Segment Open

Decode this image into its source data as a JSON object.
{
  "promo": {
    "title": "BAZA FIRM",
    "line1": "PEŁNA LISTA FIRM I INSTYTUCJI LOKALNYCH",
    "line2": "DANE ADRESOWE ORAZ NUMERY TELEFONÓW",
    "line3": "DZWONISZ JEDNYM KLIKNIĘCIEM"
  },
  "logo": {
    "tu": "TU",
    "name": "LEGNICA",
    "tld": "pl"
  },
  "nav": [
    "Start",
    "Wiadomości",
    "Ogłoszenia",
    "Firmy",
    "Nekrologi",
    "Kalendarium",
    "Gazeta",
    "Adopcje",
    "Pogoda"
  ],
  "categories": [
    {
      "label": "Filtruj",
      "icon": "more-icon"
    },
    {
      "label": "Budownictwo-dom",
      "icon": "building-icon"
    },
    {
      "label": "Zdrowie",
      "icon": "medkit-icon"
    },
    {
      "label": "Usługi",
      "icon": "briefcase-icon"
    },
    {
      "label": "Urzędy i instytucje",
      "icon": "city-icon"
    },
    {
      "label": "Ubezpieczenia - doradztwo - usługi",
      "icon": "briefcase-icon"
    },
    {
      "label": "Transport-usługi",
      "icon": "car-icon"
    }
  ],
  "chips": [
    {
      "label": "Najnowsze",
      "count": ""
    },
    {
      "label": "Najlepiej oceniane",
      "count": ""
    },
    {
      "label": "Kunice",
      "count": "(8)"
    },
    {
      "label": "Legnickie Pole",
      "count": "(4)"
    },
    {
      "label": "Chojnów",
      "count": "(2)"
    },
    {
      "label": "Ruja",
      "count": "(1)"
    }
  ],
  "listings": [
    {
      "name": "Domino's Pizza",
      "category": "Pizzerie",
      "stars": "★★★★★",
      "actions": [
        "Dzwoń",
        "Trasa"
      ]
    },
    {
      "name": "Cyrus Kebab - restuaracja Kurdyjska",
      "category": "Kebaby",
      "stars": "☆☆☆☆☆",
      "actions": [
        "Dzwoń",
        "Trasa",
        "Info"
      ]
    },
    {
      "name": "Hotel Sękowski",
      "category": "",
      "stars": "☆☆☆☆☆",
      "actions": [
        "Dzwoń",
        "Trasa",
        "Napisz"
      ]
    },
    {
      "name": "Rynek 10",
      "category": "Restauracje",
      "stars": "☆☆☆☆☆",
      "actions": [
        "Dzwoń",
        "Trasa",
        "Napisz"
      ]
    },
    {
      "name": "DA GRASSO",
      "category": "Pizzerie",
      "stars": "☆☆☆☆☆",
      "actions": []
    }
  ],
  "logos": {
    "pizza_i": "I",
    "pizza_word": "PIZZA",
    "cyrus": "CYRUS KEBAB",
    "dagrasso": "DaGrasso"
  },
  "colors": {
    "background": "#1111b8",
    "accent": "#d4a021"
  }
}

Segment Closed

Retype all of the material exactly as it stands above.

Decode this image into its source data as a JSON object.
{
  "promo": {
    "title": "BAZA FIRM",
    "line1": "PEŁNA LISTA FIRM I INSTYTUCJI LOKALNYCH",
    "line2": "DANE ADRESOWE ORAZ NUMERY TELEFONÓW",
    "line3": "DZWONISZ JEDNYM KLIKNIĘCIEM"
  },
  "logo": {
    "tu": "TU",
    "name": "LEGNICA",
    "tld": "pl"
  },
  "nav": [
    "Start",
    "Wiadomości",
    "Ogłoszenia",
    "Firmy",
    "Nekrologi",
    "Kalendarium",
    "Gazeta",
    "Adopcje",
    "Pogoda"
  ],
  "categories": [
    {
      "label": "Filtruj",
      "icon": "more-icon"
    },
    {
      "label": "Budownictwo-dom",
      "icon": "building-icon"
    },
    {
      "label": "Zdrowie",
      "icon": "medkit-icon"
    },
    {
      "label": "Usługi",
      "icon": "briefcase-icon"
    },
    {
      "label": "Urzędy i instytucje",
      "icon": "city-icon"
    },
    {
      "label": "Ubezpieczenia - doradztwo - usługi",
      "icon": "briefcase-icon"
    },
    {
      "label": "Transport-usługi",
      "icon": "car-icon"
    }
  ],
  "chips": [
    {
      "label": "Najnowsze",
      "count": ""
    },
    {
      "label": "Najlepiej oceniane",
      "count": ""
    },
    {
      "label": "Kunice",
      "count": "(8)"
    },
    {
      "label": "Legnickie Pole",
      "count": "(4)"
    },
    {
      "label": "Chojnów",
      "count": "(2)"
    },
    {
      "label": "Ruja",
      "count": "(1)"
    }
  ],
  "listings": [
    {
      "name": "Domino's Pizza",
      "category": "Pizzerie",
      "stars": "★★★★★",
      "actions": [
        "Dzwoń",
        "Trasa"
      ]
    },
    {
      "name": "Cyrus Kebab - restuaracja Kurdyjska",
      "category": "Kebaby",
      "stars": "☆☆☆☆☆",
      "actions": [
        "Dzwoń",
        "Trasa",
        "Info"
      ]
    },
    {
      "name": "Hotel Sękowski",
      "category": "",
      "stars": "☆☆☆☆☆",
      "actions": [
        "Dzwoń",
        "Trasa",
        "Napisz"
      ]
    },
    {
      "name": "Rynek 10",
      "category": "Restauracje",
      "stars": "☆☆☆☆☆",
      "actions": [
        "Dzwoń",
        "Trasa",
        "Napisz"
      ]
    },
    {
      "name": "DA GRASSO",
      "category": "Pizzerie",
      "stars": "☆☆☆☆☆",
      "actions": []
    }
  ],
  "logos": {
    "pizza_i": "I",
    "pizza_word": "PIZZA",
    "cyrus": "CYRUS KEBAB",
    "dagrasso": "DaGrasso"
  },
  "colors": {
    "background": "#1111b8",
    "accent": "#d4a021"
  }
}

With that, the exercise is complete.